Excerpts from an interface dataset

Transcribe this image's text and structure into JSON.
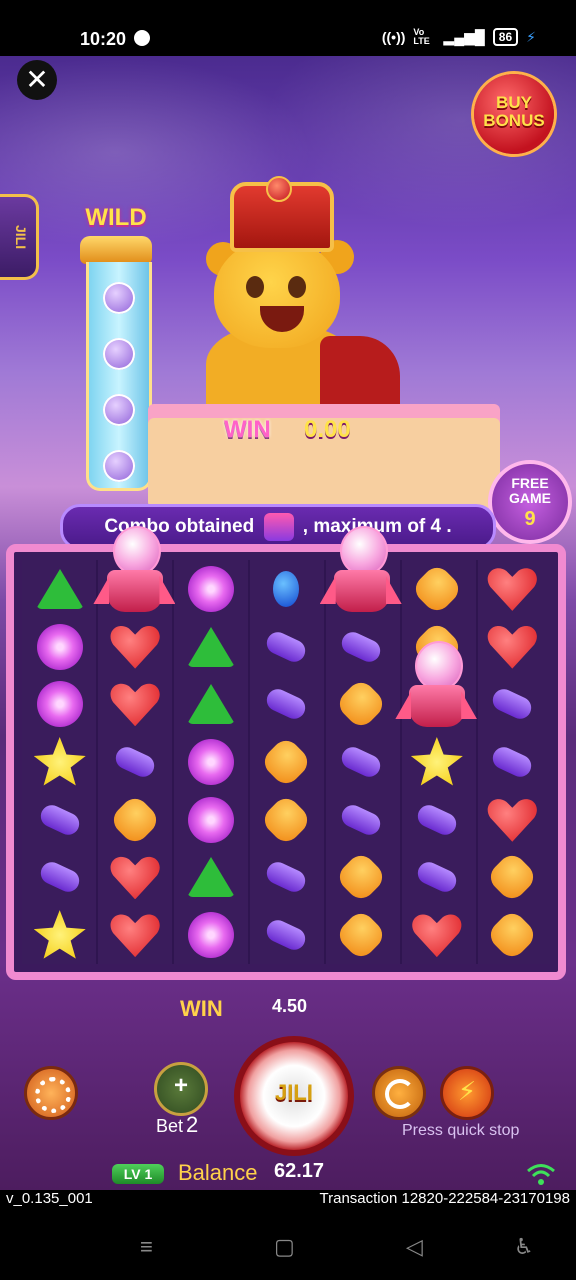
{
  "status": {
    "time": "10:20",
    "network": "Vo LTE",
    "battery": "86"
  },
  "game": {
    "buy_bonus": "BUY BONUS",
    "side_tab": "JILI",
    "wild_label": "WILD",
    "banner_win_label": "WIN",
    "banner_win_value": "0.00",
    "free_game_label": "FREE GAME",
    "free_game_count": "9",
    "message_left": "Combo obtained",
    "message_right": ", maximum of 4 .",
    "win_label": "WIN",
    "win_amount": "4.50",
    "bet_label": "Bet",
    "bet_value": "2",
    "spin_label": "JILI",
    "quick_stop": "Press quick stop",
    "level": "LV 1",
    "balance_label": "Balance",
    "balance_value": "62.17"
  },
  "grid": [
    [
      "green",
      "gumball",
      "pink",
      "blue",
      "gumball",
      "orange",
      "red"
    ],
    [
      "pink",
      "red",
      "green",
      "purple",
      "purple",
      "orange",
      "red"
    ],
    [
      "pink",
      "red",
      "green",
      "purple",
      "orange",
      "gumball",
      "purple"
    ],
    [
      "yellow",
      "purple",
      "pink",
      "orange",
      "purple",
      "yellow",
      "purple"
    ],
    [
      "purple",
      "orange",
      "pink",
      "orange",
      "purple",
      "purple",
      "red"
    ],
    [
      "purple",
      "red",
      "green",
      "purple",
      "orange",
      "purple",
      "orange"
    ],
    [
      "yellow",
      "red",
      "pink",
      "purple",
      "orange",
      "red",
      "orange"
    ]
  ],
  "footer": {
    "version": "v_0.135_001",
    "transaction": "Transaction 12820-222584-23170198"
  }
}
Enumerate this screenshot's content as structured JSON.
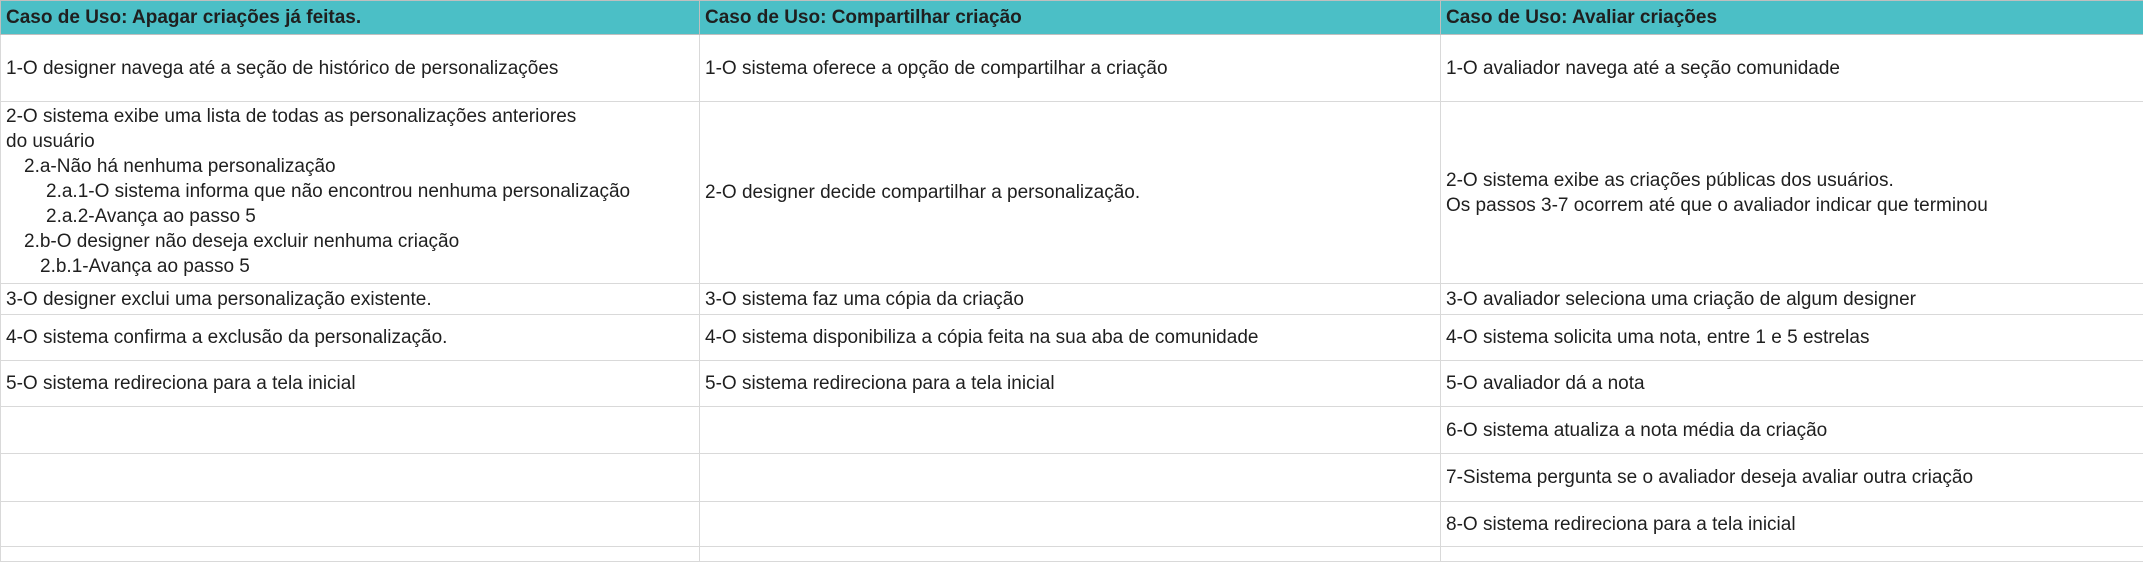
{
  "headers": [
    "Caso de Uso: Apagar criações já feitas.",
    "Caso de Uso: Compartilhar criação",
    "Caso de Uso: Avaliar criações"
  ],
  "col1": {
    "r1": "1-O designer navega até a seção de histórico de personalizações",
    "r2": [
      "2-O sistema exibe uma lista de todas as personalizações anteriores",
      "do usuário",
      "2.a-Não há nenhuma personalização",
      "2.a.1-O sistema informa que não encontrou nenhuma personalização",
      "2.a.2-Avança ao passo 5",
      "2.b-O designer não deseja excluir nenhuma criação",
      "2.b.1-Avança ao passo 5"
    ],
    "r3": "3-O designer exclui uma personalização existente.",
    "r4": "4-O sistema confirma a exclusão da personalização.",
    "r5": "5-O sistema redireciona para a tela inicial"
  },
  "col2": {
    "r1": "1-O sistema oferece a opção de compartilhar a criação",
    "r2": "2-O designer decide compartilhar a personalização.",
    "r3": "3-O sistema faz uma cópia da criação",
    "r4": "4-O sistema disponibiliza a cópia feita na sua aba de comunidade",
    "r5": "5-O sistema redireciona para a tela inicial"
  },
  "col3": {
    "r1": "1-O avaliador navega até a seção comunidade",
    "r2": [
      "2-O sistema exibe as criações públicas dos usuários.",
      "Os passos 3-7 ocorrem até que o avaliador indicar que terminou"
    ],
    "r3": "3-O avaliador seleciona uma criação de algum designer",
    "r4": "4-O sistema solicita uma nota, entre 1 e 5 estrelas",
    "r5": "5-O avaliador dá a nota",
    "r6": "6-O sistema atualiza a nota média da criação",
    "r7": "7-Sistema pergunta se o avaliador deseja avaliar outra criação",
    "r8": "8-O sistema redireciona para a tela inicial"
  },
  "colors": {
    "header_bg": "#4bbfc6",
    "grid": "#d9d9d9"
  }
}
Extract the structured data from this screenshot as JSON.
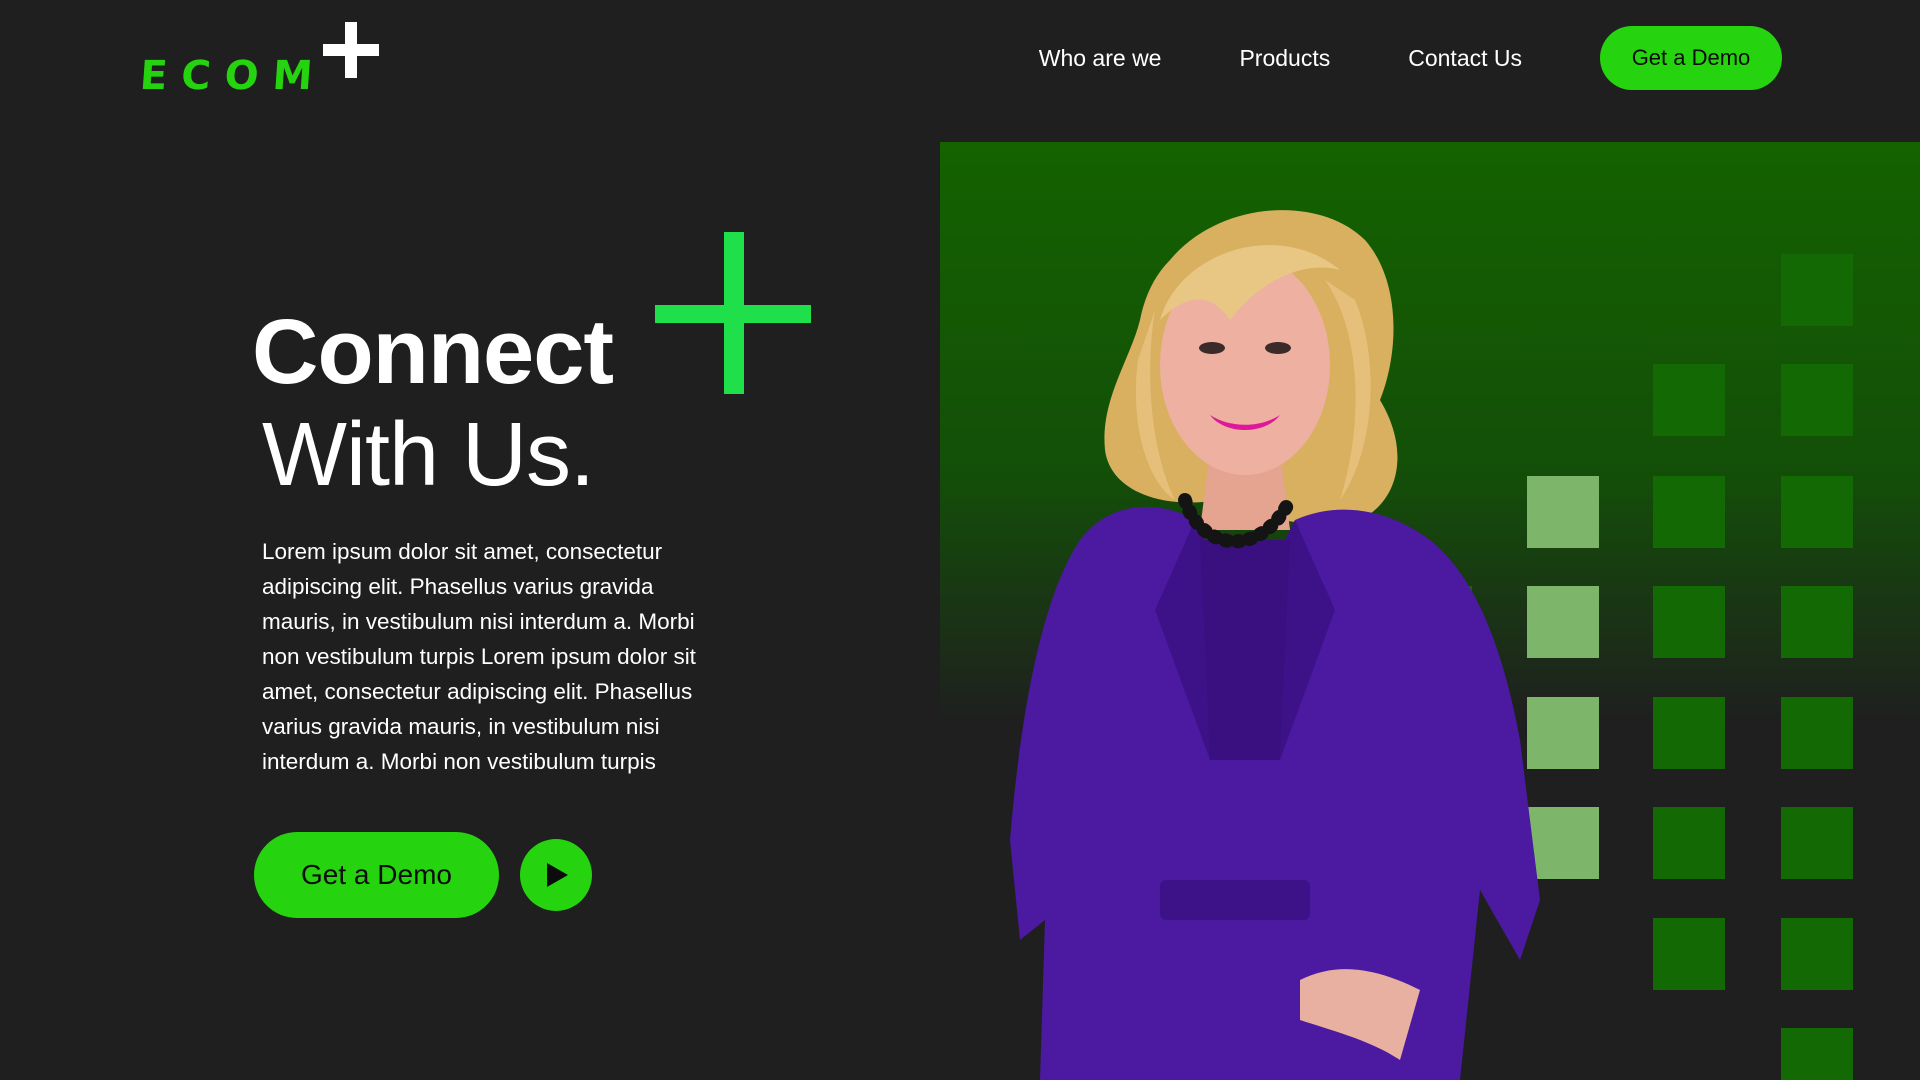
{
  "brand": {
    "logo_text": "ECOM",
    "logo_icon": "plus-icon",
    "accent_color": "#25d40f",
    "accent_bright": "#1fe04a",
    "panel_green": "#146200",
    "background": "#1f1f1f"
  },
  "nav": {
    "links": [
      {
        "label": "Who are we"
      },
      {
        "label": "Products"
      },
      {
        "label": "Contact Us"
      }
    ],
    "cta_label": "Get a Demo"
  },
  "hero": {
    "headline_line1": "Connect",
    "headline_line2": "With Us.",
    "body": "Lorem ipsum dolor sit amet, consectetur adipiscing elit. Phasellus varius gravida mauris, in vestibulum nisi interdum a. Morbi non vestibulum turpis Lorem ipsum dolor sit amet, consectetur adipiscing elit. Phasellus varius gravida mauris, in vestibulum nisi interdum a. Morbi non vestibulum turpis",
    "cta_label": "Get a Demo",
    "play_icon": "play-icon"
  },
  "visual": {
    "image_subject": "woman-in-purple-blazer-portrait",
    "jacket_color": "#4b1aa0",
    "hair_color": "#e4bf78"
  }
}
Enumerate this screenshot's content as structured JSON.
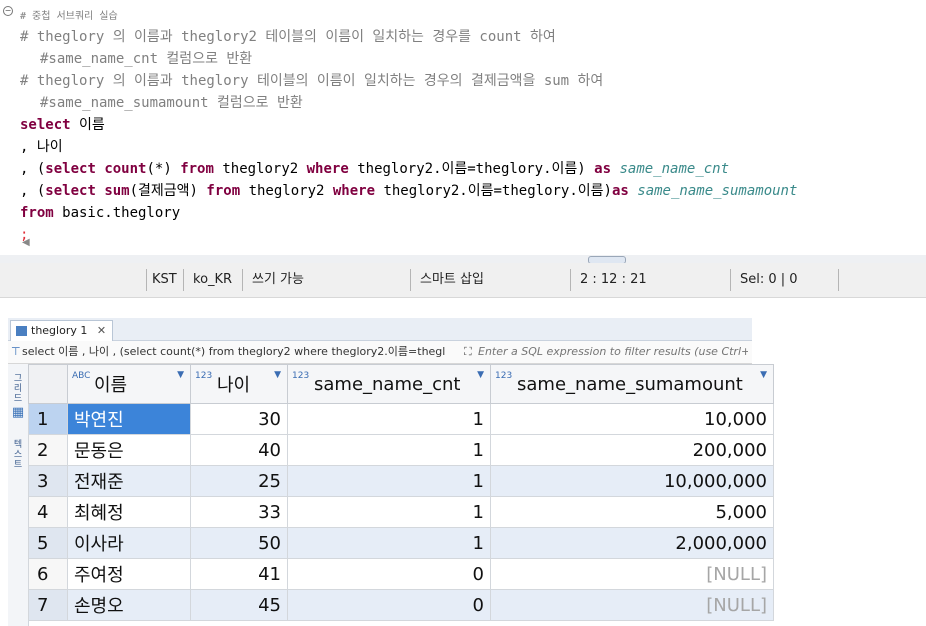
{
  "editor": {
    "lines": [
      "# 중첩 서브쿼리 실습",
      "# theglory 의 이름과 theglory2 테이블의 이름이 일치하는 경우를 count 하여",
      "#same_name_cnt 컬럼으로 반환",
      "# theglory 의 이름과 theglory 테이블의 이름이 일치하는 경우의 결제금액을 sum 하여",
      "#same_name_sumamount 컬럼으로 반환",
      "select 이름",
      ", 나이",
      ", (select count(*) from theglory2 where theglory2.이름=theglory.이름) as same_name_cnt",
      ", (select sum(결제금액) from theglory2 where theglory2.이름=theglory.이름)as same_name_sumamount",
      "from basic.theglory",
      ";"
    ]
  },
  "statusbar": {
    "timezone": "KST",
    "locale": "ko_KR",
    "write_mode": "쓰기 가능",
    "insert_mode": "스마트 삽입",
    "position": "2 : 12 : 21",
    "selection": "Sel: 0 | 0"
  },
  "results": {
    "tab_label": "theglory 1",
    "tab_close": "✕",
    "query_preview": "select 이름 , 나이 , (select count(*) from theglory2 where theglory2.이름=thegl",
    "filter_placeholder": "Enter a SQL expression to filter results (use Ctrl+Space)",
    "side_tabs": [
      "그리드",
      "텍스트"
    ],
    "columns": [
      {
        "type": "ABC",
        "name": "이름"
      },
      {
        "type": "123",
        "name": "나이"
      },
      {
        "type": "123",
        "name": "same_name_cnt"
      },
      {
        "type": "123",
        "name": "same_name_sumamount"
      }
    ],
    "rows": [
      {
        "rn": "1",
        "name": "박연진",
        "age": "30",
        "cnt": "1",
        "sum": "10,000"
      },
      {
        "rn": "2",
        "name": "문동은",
        "age": "40",
        "cnt": "1",
        "sum": "200,000"
      },
      {
        "rn": "3",
        "name": "전재준",
        "age": "25",
        "cnt": "1",
        "sum": "10,000,000"
      },
      {
        "rn": "4",
        "name": "최혜정",
        "age": "33",
        "cnt": "1",
        "sum": "5,000"
      },
      {
        "rn": "5",
        "name": "이사라",
        "age": "50",
        "cnt": "1",
        "sum": "2,000,000"
      },
      {
        "rn": "6",
        "name": "주여정",
        "age": "41",
        "cnt": "0",
        "sum": "[NULL]"
      },
      {
        "rn": "7",
        "name": "손명오",
        "age": "45",
        "cnt": "0",
        "sum": "[NULL]"
      }
    ]
  },
  "colors": {
    "keyword": "#800040",
    "table_name": "#e0303a",
    "alias": "#3a8a8a",
    "comment": "#808080",
    "selection": "#3c84d9"
  }
}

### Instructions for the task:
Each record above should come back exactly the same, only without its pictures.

### Answer space:
Transcribe this image's text and structure into JSON.
{
  "status": {
    "time": "10:20",
    "network": "Vo LTE",
    "battery": "86"
  },
  "game": {
    "buy_bonus": "BUY BONUS",
    "side_tab": "JILI",
    "wild_label": "WILD",
    "banner_win_label": "WIN",
    "banner_win_value": "0.00",
    "free_game_label": "FREE GAME",
    "free_game_count": "9",
    "message_left": "Combo obtained",
    "message_right": ", maximum of 4 .",
    "win_label": "WIN",
    "win_amount": "4.50",
    "bet_label": "Bet",
    "bet_value": "2",
    "spin_label": "JILI",
    "quick_stop": "Press quick stop",
    "level": "LV 1",
    "balance_label": "Balance",
    "balance_value": "62.17"
  },
  "grid": [
    [
      "green",
      "gumball",
      "pink",
      "blue",
      "gumball",
      "orange",
      "red"
    ],
    [
      "pink",
      "red",
      "green",
      "purple",
      "purple",
      "orange",
      "red"
    ],
    [
      "pink",
      "red",
      "green",
      "purple",
      "orange",
      "gumball",
      "purple"
    ],
    [
      "yellow",
      "purple",
      "pink",
      "orange",
      "purple",
      "yellow",
      "purple"
    ],
    [
      "purple",
      "orange",
      "pink",
      "orange",
      "purple",
      "purple",
      "red"
    ],
    [
      "purple",
      "red",
      "green",
      "purple",
      "orange",
      "purple",
      "orange"
    ],
    [
      "yellow",
      "red",
      "pink",
      "purple",
      "orange",
      "red",
      "orange"
    ]
  ],
  "footer": {
    "version": "v_0.135_001",
    "transaction": "Transaction 12820-222584-23170198"
  }
}
Enumerate this screenshot's content as structured JSON.
{
  "headers": [
    "Caso de Uso: Apagar criações já feitas.",
    "Caso de Uso: Compartilhar criação",
    "Caso de Uso: Avaliar criações"
  ],
  "col1": {
    "r1": "1-O designer navega até a seção de histórico de personalizações",
    "r2": [
      "2-O sistema exibe uma lista de todas as personalizações anteriores",
      "do usuário",
      "2.a-Não há nenhuma personalização",
      "2.a.1-O sistema informa que não encontrou nenhuma personalização",
      "2.a.2-Avança ao passo 5",
      "2.b-O designer não deseja excluir nenhuma criação",
      "2.b.1-Avança ao passo 5"
    ],
    "r3": "3-O designer exclui uma personalização existente.",
    "r4": "4-O sistema confirma a exclusão da personalização.",
    "r5": "5-O sistema redireciona para a tela inicial"
  },
  "col2": {
    "r1": "1-O sistema oferece a opção de compartilhar a criação",
    "r2": "2-O designer decide compartilhar a personalização.",
    "r3": "3-O sistema faz uma cópia da criação",
    "r4": "4-O sistema disponibiliza a cópia feita na sua aba de comunidade",
    "r5": "5-O sistema redireciona para a tela inicial"
  },
  "col3": {
    "r1": "1-O avaliador navega até a seção comunidade",
    "r2": [
      "2-O sistema exibe as criações públicas dos usuários.",
      "Os passos 3-7 ocorrem até que o avaliador indicar que terminou"
    ],
    "r3": "3-O avaliador seleciona uma criação de algum designer",
    "r4": "4-O sistema solicita uma nota, entre 1 e 5 estrelas",
    "r5": "5-O avaliador dá a nota",
    "r6": "6-O sistema atualiza a nota média da criação",
    "r7": "7-Sistema pergunta se o avaliador deseja avaliar outra criação",
    "r8": "8-O sistema redireciona para a tela inicial"
  },
  "colors": {
    "header_bg": "#4bbfc6",
    "grid": "#d9d9d9"
  }
}
Extract the structured data from this screenshot as JSON.
{
  "brand": {
    "logo_text": "ECOM",
    "logo_icon": "plus-icon",
    "accent_color": "#25d40f",
    "accent_bright": "#1fe04a",
    "panel_green": "#146200",
    "background": "#1f1f1f"
  },
  "nav": {
    "links": [
      {
        "label": "Who are we"
      },
      {
        "label": "Products"
      },
      {
        "label": "Contact Us"
      }
    ],
    "cta_label": "Get a Demo"
  },
  "hero": {
    "headline_line1": "Connect",
    "headline_line2": "With Us.",
    "body": "Lorem ipsum dolor sit amet, consectetur adipiscing elit. Phasellus varius gravida mauris, in vestibulum nisi interdum a. Morbi non vestibulum turpis Lorem ipsum dolor sit amet, consectetur adipiscing elit. Phasellus varius gravida mauris, in vestibulum nisi interdum a. Morbi non vestibulum turpis",
    "cta_label": "Get a Demo",
    "play_icon": "play-icon"
  },
  "visual": {
    "image_subject": "woman-in-purple-blazer-portrait",
    "jacket_color": "#4b1aa0",
    "hair_color": "#e4bf78"
  }
}
Enumerate this screenshot's content as structured JSON.
{
  "editor": {
    "lines": [
      "# 중첩 서브쿼리 실습",
      "# theglory 의 이름과 theglory2 테이블의 이름이 일치하는 경우를 count 하여",
      "#same_name_cnt 컬럼으로 반환",
      "# theglory 의 이름과 theglory 테이블의 이름이 일치하는 경우의 결제금액을 sum 하여",
      "#same_name_sumamount 컬럼으로 반환",
      "select 이름",
      ", 나이",
      ", (select count(*) from theglory2 where theglory2.이름=theglory.이름) as same_name_cnt",
      ", (select sum(결제금액) from theglory2 where theglory2.이름=theglory.이름)as same_name_sumamount",
      "from basic.theglory",
      ";"
    ]
  },
  "statusbar": {
    "timezone": "KST",
    "locale": "ko_KR",
    "write_mode": "쓰기 가능",
    "insert_mode": "스마트 삽입",
    "position": "2 : 12 : 21",
    "selection": "Sel: 0 | 0"
  },
  "results": {
    "tab_label": "theglory 1",
    "tab_close": "✕",
    "query_preview": "select 이름 , 나이 , (select count(*) from theglory2 where theglory2.이름=thegl",
    "filter_placeholder": "Enter a SQL expression to filter results (use Ctrl+Space)",
    "side_tabs": [
      "그리드",
      "텍스트"
    ],
    "columns": [
      {
        "type": "ABC",
        "name": "이름"
      },
      {
        "type": "123",
        "name": "나이"
      },
      {
        "type": "123",
        "name": "same_name_cnt"
      },
      {
        "type": "123",
        "name": "same_name_sumamount"
      }
    ],
    "rows": [
      {
        "rn": "1",
        "name": "박연진",
        "age": "30",
        "cnt": "1",
        "sum": "10,000"
      },
      {
        "rn": "2",
        "name": "문동은",
        "age": "40",
        "cnt": "1",
        "sum": "200,000"
      },
      {
        "rn": "3",
        "name": "전재준",
        "age": "25",
        "cnt": "1",
        "sum": "10,000,000"
      },
      {
        "rn": "4",
        "name": "최혜정",
        "age": "33",
        "cnt": "1",
        "sum": "5,000"
      },
      {
        "rn": "5",
        "name": "이사라",
        "age": "50",
        "cnt": "1",
        "sum": "2,000,000"
      },
      {
        "rn": "6",
        "name": "주여정",
        "age": "41",
        "cnt": "0",
        "sum": "[NULL]"
      },
      {
        "rn": "7",
        "name": "손명오",
        "age": "45",
        "cnt": "0",
        "sum": "[NULL]"
      }
    ]
  },
  "colors": {
    "keyword": "#800040",
    "table_name": "#e0303a",
    "alias": "#3a8a8a",
    "comment": "#808080",
    "selection": "#3c84d9"
  }
}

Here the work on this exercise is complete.